Friday, June 22, 2007
Just around the corner is Laptop Institute, a think-tank hosted by Lausanne Collegiate School that brings together over 500 attendees from around the world engaged in laptop/Tablet programs. This year will be my first visit to this event so I am expecting big things. I will be discussing teacher uses of DyKnow software as well as conducting several hands-on humanities classes in the Lenovo laptop lab. I am anxious to gauge attendees' views on new mobile devices like the UMPC.
Friday, June 15, 2007
Elizabeth Helfant from MICDS overcame stage fright to have one of the most interesting and useful presentations of the event. She talked about using DyKnow and Tablets to create Civil War presentations in 4th grade, to facilitate data collection in outdoor labs, and for distance teaching when teachers are sick. And they have only had the software for five months!

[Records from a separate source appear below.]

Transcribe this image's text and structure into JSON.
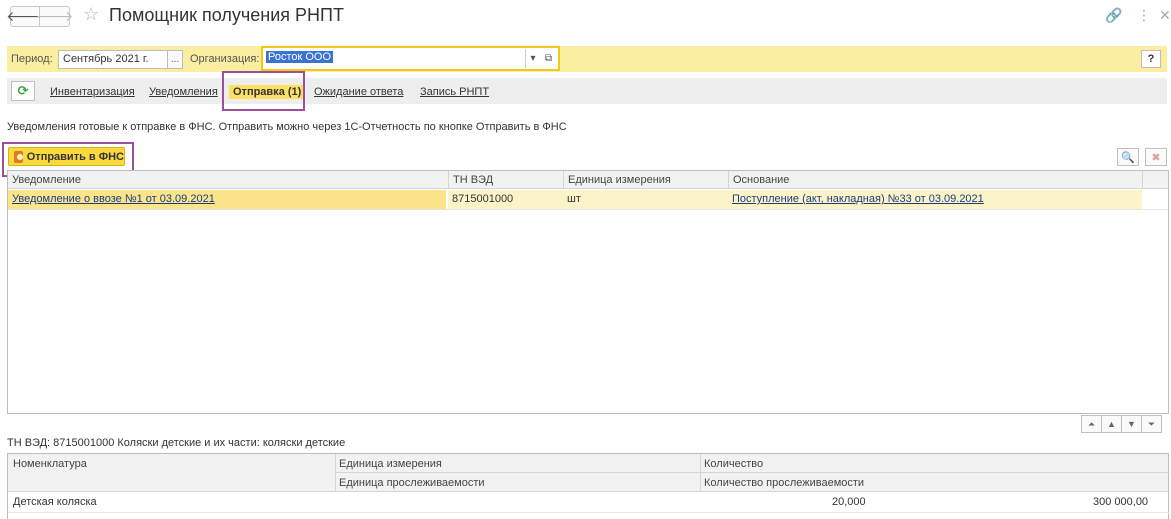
{
  "window": {
    "title": "Помощник получения РНПТ",
    "back_glyph": "🡐",
    "forward_glyph": "🡒",
    "star_glyph": "☆",
    "link_glyph": "🔗",
    "more_glyph": "⋮",
    "close_glyph": "✕"
  },
  "filters": {
    "period_label": "Период:",
    "period_value": "Сентябрь 2021 г.",
    "period_btn": "...",
    "org_label": "Организация:",
    "org_value": "Росток ООО",
    "dropdown_glyph": "▾",
    "open_glyph": "⧉",
    "help_label": "?"
  },
  "tabs": {
    "refresh_glyph": "⟳",
    "items": [
      {
        "label": "Инвентаризация"
      },
      {
        "label": "Уведомления"
      },
      {
        "label": "Отправка (1)"
      },
      {
        "label": "Ожидание ответа"
      },
      {
        "label": "Запись РНПТ"
      }
    ]
  },
  "info_text": "Уведомления готовые к отправке в ФНС. Отправить можно через 1С-Отчетность по кнопке Отправить в ФНС",
  "send_button": "Отправить в ФНС",
  "tools": {
    "search_glyph": "🔍",
    "clear_glyph": "✖"
  },
  "table1": {
    "headers": [
      "Уведомление",
      "ТН ВЭД",
      "Единица измерения",
      "Основание"
    ],
    "rows": [
      {
        "notice": "Уведомление о ввозе №1 от 03.09.2021",
        "tnved": "8715001000",
        "unit": "шт",
        "basis": "Поступление (акт, накладная) №33 от 03.09.2021"
      }
    ]
  },
  "scroll": {
    "first": "⏶",
    "up": "▲",
    "down": "▼",
    "last": "⏷"
  },
  "tnved_line": "ТН ВЭД: 8715001000 Коляски детские и их части: коляски детские",
  "table2": {
    "headers": {
      "nomenclature": "Номенклатура",
      "unit": "Единица измерения",
      "trace_unit": "Единица прослеживаемости",
      "qty": "Количество",
      "trace_qty": "Количество прослеживаемости"
    },
    "rows": [
      {
        "name": "Детская коляска",
        "qty": "20,000",
        "amount": "300 000,00"
      }
    ]
  },
  "colors": {
    "accent_yellow": "#f9d93d",
    "highlight_frame": "#9b4f9f",
    "selection_blue": "#3a73d2",
    "link_blue": "#1a3e7d"
  }
}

Jim Vanides from HP, Julia Williams from Rose-Hulman, and Terri Bonebright from DePauw led a rather lively session on assessment. The main problem discussed was the fact that most people want to see statistically significant grade/performance increases for teaching with technology vs. no technology...and this is nearly impossible to show. Perhaps this isn't the holy grail. Perhaps we cannot separate the teaching from the technology. Beyond measuring test scores, there are many other relevant assessments from tracking retention rates to leading focus groups to videotaping classroom instruction. Panelists agreed that the effective assessor must start with the end in mind because there are many different indicators of success that each require a different type of assessment. Grant makers are looking for very specific goals and corresponding assessments that support the goals. Jim stressed that assessors must get beyond the jargon of "engagement" and instead dig deeper and tell the story of how technology changed a facet of the teaching and learning environment.
Our friend Ben at TaylorU has already posted on what he learned from UGM. Customers can sign on and find out more on our community site. There are several posts in the forum and we will also be uploading mp3s or videos of many of the sessions.
Monday, June 4, 2007
While deep state funding cutbacks cast a shadow over most Michigan schools, there is one bright spot that I am very excited about: Taylor School District. Now you may be thinking, "I have never heard of this district let alone anything about tech use." Maybe so, but new Director of Technology Scott Jacobs has other plans.
Jacobs and Deputy Superintendent Dr. Lynette Sutton are creatively using special ed monies to revolutionize English and math instruction across their district with Tablet PCs. About 10 mobile carts will be deployed throughout the middle schools and high school this fall. I believe that this represents the biggest commitment to Tablet PCs by a Michigan K12 district to date. But they aren't stopping with computers.
On the infrastructure side, Jacobs tells me that they are upgrading their Internet pipe to fiber, as well as ensuring that each cart has two commercial-grade APs. They are investing in training for teachers as well as centrally-managed classroom management and interaction software built for the 802.11x environment.
However, the main reason that I'm going to watch this one closely is due to Jacob's extensive experience in IT and in the classroom. As a former teacher, he has the unique ability to understand how technology is adopted by all types of teachers and students. Tablet PCs and Ink-enabled software show much promise in helping visual and tactile learners--many of whom are in special ed programs--succeed. I imagine that Jacobs is thinking through not only how this program will affect classroom instruction but also how it will promote parent participation or even distance learning (which Michigan students are required to do).
Look for more updates on Taylor's project this fall.